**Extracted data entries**
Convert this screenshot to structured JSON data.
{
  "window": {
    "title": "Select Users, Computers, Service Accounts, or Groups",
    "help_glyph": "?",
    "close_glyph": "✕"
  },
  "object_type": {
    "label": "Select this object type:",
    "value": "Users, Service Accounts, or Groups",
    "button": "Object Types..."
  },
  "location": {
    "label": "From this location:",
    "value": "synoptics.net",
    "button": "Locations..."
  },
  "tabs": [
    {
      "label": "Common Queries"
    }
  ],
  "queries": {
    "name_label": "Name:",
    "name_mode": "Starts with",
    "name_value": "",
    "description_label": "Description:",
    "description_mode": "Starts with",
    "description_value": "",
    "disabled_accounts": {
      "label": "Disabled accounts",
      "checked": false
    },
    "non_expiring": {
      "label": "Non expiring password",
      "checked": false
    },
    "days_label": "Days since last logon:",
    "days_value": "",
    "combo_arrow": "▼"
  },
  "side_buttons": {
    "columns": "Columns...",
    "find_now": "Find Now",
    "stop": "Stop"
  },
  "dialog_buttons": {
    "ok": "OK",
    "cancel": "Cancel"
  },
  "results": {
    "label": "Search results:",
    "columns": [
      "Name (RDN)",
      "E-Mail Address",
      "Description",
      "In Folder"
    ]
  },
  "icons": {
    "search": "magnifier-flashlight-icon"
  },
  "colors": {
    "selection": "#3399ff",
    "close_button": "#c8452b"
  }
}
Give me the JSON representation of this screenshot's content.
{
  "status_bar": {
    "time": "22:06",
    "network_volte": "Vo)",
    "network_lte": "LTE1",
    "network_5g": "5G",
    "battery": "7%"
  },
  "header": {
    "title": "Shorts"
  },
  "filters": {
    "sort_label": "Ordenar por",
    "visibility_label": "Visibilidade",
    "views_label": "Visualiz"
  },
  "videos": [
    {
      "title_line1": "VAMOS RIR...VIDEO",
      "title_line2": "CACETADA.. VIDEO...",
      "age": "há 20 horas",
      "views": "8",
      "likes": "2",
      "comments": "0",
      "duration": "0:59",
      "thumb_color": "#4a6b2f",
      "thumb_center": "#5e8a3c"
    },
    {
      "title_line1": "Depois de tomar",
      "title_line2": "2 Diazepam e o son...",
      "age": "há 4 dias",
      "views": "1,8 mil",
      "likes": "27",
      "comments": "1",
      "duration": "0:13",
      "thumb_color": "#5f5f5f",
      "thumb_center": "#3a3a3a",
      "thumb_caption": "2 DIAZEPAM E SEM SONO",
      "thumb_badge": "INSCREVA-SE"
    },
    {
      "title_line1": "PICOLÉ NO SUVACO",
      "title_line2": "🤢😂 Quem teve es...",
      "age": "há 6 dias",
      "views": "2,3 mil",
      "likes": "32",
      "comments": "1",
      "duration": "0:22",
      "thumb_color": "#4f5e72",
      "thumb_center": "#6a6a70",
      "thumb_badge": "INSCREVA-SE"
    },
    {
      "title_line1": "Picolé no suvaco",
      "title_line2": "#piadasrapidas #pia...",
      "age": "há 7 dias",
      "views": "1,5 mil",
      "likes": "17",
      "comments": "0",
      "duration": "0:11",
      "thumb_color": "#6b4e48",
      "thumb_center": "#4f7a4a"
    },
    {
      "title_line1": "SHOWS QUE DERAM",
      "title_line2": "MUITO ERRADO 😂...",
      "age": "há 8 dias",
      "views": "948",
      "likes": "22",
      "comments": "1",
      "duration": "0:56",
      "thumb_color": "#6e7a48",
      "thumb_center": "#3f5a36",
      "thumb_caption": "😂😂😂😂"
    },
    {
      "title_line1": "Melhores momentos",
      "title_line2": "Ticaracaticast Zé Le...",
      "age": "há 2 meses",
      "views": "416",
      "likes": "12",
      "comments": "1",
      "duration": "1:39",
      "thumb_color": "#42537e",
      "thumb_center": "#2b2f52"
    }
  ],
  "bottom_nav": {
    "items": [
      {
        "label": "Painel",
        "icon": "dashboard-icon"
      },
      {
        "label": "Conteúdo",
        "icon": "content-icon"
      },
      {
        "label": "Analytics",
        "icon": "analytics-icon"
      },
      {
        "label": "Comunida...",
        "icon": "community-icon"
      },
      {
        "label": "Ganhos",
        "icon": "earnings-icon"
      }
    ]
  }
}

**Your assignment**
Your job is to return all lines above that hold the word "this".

**Reply**
Convert this screenshot to structured JSON data.
    "label": "Select this object type:",
    "label": "From this location:",
Give me the JSON representation of this screenshot's content.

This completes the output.